"Cancer found in mummies is very rare," say professors Rosalie David and Michael Zimmerman from the University of Manchester. Their investigation of hundreds of Egyptian mummies found only one case of cancer. Searching for evidence of cancer in fossils and ancient medical texts, they uncovered only five cases of tumors, mostly benign. They conclude that cancer among ancient people "was extremely rare. There is nothing in the natural environment that can cause cancer. So it has to be a man-made disease, down to pollution and changes to our diet and lifestyle."
"Cancer appears to be a modern disease created by modern life."

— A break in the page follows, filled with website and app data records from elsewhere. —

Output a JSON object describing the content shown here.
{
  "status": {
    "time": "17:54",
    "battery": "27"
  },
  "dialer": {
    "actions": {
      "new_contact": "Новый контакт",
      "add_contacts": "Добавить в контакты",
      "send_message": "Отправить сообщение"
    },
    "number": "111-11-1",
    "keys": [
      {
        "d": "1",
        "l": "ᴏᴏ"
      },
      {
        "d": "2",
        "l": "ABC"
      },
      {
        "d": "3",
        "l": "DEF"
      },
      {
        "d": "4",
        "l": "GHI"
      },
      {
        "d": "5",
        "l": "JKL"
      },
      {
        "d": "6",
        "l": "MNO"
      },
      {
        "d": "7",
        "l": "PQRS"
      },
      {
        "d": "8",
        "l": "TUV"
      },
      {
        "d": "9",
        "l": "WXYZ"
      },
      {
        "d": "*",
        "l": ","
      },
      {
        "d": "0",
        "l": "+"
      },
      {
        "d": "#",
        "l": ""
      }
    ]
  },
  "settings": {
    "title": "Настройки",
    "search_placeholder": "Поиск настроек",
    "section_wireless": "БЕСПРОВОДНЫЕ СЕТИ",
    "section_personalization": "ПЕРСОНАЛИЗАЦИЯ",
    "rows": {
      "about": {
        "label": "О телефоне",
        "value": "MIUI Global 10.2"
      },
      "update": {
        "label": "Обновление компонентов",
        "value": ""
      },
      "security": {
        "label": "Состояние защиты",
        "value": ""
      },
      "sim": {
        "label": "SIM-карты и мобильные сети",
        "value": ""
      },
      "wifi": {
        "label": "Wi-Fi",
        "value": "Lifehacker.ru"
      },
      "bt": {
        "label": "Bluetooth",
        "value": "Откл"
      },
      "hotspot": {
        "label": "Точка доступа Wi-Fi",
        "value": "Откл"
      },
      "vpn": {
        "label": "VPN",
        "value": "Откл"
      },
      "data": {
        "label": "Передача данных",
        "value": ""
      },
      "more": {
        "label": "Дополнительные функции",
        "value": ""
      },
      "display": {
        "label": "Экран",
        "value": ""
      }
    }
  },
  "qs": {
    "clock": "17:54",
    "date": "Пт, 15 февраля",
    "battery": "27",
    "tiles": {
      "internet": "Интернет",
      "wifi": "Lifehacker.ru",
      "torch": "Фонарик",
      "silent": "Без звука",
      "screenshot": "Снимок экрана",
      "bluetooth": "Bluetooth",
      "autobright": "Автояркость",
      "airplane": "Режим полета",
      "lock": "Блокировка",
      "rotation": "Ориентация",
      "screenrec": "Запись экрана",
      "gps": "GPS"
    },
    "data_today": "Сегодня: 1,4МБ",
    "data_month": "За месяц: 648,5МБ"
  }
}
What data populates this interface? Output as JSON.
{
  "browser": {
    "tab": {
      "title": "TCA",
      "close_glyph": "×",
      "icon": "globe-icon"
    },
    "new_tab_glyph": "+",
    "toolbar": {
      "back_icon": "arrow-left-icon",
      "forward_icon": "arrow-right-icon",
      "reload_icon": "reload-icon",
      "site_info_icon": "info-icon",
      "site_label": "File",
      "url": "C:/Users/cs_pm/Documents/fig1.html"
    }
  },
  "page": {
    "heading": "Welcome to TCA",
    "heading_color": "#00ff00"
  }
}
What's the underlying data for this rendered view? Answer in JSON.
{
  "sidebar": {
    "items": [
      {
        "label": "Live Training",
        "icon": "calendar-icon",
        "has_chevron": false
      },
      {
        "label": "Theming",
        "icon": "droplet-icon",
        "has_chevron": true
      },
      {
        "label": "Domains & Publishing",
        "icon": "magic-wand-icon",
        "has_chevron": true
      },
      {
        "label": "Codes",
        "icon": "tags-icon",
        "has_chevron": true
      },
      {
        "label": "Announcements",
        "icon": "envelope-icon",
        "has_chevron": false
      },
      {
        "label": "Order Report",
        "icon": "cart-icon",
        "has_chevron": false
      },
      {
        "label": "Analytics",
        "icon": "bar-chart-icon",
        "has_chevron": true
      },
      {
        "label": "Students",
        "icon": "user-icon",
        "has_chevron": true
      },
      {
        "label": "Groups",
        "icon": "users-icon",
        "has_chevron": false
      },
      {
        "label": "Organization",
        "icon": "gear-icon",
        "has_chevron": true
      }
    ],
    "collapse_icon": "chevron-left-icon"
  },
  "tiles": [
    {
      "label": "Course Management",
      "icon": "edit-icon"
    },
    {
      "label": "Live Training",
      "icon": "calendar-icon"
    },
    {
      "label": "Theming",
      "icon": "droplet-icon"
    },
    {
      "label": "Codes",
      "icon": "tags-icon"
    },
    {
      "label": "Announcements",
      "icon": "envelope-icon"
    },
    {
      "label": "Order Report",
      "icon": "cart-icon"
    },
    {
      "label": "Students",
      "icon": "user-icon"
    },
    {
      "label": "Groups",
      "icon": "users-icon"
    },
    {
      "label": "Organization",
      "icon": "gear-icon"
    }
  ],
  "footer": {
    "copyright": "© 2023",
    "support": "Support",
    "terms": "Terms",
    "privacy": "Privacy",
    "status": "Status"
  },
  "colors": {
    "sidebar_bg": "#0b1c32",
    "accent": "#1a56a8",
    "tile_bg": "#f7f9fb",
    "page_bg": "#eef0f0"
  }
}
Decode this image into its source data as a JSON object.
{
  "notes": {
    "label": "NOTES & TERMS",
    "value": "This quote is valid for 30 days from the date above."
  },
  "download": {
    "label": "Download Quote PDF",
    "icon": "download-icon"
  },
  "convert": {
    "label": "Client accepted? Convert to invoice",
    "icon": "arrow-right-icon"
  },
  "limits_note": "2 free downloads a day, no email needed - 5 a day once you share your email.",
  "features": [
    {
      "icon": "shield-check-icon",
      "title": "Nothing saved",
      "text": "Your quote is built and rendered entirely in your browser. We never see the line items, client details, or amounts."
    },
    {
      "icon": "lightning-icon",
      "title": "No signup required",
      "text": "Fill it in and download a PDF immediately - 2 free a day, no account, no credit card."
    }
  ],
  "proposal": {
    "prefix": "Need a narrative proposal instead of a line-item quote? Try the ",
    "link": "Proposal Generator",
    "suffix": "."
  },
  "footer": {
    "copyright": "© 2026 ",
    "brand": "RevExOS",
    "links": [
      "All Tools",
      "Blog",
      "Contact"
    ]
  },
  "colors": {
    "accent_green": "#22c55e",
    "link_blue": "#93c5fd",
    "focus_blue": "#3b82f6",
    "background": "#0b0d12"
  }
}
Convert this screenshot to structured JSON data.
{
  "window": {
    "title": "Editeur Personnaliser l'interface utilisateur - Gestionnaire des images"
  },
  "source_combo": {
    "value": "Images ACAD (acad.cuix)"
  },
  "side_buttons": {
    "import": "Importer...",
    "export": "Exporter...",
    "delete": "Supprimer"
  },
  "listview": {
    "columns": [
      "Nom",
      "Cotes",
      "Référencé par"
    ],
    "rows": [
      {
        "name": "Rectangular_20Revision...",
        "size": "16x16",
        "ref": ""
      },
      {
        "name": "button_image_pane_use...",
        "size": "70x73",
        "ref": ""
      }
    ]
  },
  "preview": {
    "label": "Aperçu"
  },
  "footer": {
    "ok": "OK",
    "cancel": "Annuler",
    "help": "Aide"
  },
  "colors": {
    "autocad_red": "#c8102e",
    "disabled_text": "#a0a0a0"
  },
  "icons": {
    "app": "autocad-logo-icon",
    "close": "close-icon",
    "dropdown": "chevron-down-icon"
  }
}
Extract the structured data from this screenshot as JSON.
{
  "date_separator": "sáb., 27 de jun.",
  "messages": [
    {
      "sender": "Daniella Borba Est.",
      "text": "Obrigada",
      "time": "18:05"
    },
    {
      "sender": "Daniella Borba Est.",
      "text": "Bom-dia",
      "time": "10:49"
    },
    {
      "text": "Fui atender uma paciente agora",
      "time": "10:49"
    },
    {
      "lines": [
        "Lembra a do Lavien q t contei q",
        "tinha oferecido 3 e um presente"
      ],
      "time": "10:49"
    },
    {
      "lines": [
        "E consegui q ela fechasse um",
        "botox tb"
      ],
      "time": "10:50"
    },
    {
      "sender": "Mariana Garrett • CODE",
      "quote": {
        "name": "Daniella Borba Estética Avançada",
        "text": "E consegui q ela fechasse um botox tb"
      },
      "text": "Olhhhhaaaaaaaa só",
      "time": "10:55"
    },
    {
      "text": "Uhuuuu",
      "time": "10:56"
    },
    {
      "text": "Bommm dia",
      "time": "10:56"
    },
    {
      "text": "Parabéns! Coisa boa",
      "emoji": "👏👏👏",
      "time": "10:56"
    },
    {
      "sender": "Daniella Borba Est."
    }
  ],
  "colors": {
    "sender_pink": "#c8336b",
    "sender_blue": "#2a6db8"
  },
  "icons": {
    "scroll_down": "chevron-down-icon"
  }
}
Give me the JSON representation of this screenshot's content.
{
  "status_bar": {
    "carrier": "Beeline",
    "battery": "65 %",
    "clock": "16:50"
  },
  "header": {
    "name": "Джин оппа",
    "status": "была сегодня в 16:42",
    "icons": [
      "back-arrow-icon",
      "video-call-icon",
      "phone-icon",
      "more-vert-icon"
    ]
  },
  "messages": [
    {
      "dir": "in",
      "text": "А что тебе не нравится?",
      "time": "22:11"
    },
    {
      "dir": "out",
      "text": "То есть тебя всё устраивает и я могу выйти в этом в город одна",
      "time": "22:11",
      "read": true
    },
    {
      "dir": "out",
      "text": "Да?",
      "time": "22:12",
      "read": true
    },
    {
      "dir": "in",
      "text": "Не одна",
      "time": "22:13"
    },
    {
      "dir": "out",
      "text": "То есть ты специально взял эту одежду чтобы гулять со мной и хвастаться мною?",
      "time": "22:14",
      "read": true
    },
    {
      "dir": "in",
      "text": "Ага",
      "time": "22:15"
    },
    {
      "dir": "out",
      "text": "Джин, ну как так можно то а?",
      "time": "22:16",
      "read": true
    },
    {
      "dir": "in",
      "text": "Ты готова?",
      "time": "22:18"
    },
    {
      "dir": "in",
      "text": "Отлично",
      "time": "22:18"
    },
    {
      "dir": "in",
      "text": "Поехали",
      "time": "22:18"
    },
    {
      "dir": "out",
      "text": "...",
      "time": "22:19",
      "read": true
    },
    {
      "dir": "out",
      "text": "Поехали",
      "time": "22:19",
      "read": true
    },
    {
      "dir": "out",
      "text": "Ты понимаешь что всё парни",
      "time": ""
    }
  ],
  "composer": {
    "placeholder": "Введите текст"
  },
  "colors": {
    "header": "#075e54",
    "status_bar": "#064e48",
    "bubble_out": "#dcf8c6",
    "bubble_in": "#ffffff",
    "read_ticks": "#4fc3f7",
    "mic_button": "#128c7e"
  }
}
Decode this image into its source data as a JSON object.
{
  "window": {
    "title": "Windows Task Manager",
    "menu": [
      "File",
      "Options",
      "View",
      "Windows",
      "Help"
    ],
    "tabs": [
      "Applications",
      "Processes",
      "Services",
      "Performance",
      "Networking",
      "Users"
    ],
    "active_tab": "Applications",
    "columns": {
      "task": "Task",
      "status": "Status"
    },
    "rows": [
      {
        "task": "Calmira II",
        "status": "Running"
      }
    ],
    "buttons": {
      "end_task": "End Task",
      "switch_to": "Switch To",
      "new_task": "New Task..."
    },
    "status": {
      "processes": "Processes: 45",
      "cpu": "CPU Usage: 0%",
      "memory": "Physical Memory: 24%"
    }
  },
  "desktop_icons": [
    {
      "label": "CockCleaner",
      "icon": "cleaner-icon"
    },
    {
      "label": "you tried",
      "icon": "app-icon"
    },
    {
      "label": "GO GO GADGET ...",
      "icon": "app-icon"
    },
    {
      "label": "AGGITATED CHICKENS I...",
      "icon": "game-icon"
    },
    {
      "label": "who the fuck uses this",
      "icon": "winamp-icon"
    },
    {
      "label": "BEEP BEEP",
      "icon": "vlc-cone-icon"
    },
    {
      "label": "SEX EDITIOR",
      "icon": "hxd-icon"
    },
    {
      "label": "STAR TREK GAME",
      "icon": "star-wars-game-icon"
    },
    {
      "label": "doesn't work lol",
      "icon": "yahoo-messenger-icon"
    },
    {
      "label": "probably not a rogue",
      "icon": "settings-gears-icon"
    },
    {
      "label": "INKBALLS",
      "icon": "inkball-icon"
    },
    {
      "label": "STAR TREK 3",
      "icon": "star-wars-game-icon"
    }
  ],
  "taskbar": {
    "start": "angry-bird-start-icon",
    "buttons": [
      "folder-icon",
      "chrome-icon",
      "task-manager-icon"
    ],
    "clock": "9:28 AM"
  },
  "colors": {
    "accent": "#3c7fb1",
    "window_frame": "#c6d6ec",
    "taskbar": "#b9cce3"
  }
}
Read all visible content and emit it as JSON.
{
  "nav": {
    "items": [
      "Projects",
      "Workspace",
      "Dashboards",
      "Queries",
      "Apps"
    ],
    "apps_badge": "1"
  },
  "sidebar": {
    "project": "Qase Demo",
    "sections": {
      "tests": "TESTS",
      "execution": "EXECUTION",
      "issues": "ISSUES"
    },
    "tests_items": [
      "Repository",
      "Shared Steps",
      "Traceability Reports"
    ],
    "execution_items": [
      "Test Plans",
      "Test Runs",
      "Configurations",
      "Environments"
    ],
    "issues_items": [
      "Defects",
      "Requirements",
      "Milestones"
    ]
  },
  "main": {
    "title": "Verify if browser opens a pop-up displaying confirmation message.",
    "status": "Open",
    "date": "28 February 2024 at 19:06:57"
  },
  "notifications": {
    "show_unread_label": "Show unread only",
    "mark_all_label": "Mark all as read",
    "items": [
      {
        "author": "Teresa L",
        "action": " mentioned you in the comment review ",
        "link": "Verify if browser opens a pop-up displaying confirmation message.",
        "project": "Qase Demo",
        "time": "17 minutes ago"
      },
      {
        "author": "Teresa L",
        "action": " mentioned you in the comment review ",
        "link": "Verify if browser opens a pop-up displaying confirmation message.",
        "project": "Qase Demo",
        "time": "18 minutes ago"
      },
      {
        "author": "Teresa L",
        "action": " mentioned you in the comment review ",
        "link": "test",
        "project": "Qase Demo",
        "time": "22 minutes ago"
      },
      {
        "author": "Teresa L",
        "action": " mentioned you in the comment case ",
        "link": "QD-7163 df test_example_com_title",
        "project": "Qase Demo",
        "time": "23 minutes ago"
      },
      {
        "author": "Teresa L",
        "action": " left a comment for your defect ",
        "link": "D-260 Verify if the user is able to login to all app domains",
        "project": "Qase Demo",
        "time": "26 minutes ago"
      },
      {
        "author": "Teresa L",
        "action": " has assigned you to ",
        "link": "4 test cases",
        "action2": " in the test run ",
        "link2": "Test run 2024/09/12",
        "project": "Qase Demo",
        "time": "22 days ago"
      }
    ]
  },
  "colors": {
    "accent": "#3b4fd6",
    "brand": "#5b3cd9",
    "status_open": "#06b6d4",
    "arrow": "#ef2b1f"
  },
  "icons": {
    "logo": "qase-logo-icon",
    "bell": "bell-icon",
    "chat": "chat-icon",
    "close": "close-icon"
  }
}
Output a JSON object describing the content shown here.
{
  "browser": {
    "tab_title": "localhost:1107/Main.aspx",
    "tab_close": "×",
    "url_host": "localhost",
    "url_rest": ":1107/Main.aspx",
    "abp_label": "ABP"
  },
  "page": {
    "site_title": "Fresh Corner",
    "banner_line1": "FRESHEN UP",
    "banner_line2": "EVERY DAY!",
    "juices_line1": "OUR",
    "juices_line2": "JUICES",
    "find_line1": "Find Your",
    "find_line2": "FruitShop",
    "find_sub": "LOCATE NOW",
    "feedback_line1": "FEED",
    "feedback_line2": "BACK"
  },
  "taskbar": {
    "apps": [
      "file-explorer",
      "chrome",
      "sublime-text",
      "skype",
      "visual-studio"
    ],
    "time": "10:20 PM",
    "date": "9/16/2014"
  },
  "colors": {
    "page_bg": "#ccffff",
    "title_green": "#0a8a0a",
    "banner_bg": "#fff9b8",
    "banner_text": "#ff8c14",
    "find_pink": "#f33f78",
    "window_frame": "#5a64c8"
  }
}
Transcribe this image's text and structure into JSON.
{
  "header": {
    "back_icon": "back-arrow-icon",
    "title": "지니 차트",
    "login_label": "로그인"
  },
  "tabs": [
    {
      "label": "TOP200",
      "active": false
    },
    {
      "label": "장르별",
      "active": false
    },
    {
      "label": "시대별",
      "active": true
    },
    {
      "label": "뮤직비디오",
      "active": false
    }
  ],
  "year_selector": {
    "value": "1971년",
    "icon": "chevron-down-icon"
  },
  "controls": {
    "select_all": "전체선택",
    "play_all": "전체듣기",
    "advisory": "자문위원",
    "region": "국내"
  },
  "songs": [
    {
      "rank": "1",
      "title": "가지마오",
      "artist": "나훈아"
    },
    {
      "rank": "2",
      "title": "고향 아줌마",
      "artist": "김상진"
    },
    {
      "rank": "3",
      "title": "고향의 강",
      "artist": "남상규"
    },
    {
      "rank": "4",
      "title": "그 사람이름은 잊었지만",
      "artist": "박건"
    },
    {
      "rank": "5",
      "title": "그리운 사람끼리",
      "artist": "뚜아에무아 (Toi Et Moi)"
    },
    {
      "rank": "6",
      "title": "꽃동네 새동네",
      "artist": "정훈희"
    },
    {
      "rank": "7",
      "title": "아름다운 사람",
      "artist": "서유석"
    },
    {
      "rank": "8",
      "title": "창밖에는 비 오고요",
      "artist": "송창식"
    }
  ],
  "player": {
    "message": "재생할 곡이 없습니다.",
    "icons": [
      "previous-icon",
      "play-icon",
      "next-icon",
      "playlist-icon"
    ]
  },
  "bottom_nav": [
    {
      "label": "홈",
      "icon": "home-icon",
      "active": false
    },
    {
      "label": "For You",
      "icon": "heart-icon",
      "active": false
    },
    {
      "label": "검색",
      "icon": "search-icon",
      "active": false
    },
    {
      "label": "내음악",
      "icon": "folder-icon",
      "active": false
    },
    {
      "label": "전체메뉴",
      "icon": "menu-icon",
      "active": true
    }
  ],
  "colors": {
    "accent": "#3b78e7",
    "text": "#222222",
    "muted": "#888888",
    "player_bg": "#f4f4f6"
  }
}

The ancient Egyptians were very adept at the use of herbs and drugs for disease treatments and made meticulous notes for every physical specialty of their day. During the following centuries, there were many fathers of medicine that recorded human maladies and treatments, building on the foundation of the great Egyptian physicians. The scarcity of references to cancer in ancient literature seems to confirm the rarity of cancer in olden times. But since then, cancer rates have risen almost exponentially, beginning with the Industrial Revolution. This is particularly true with childhood cancer, proving that the rise is not simply due to people living longer.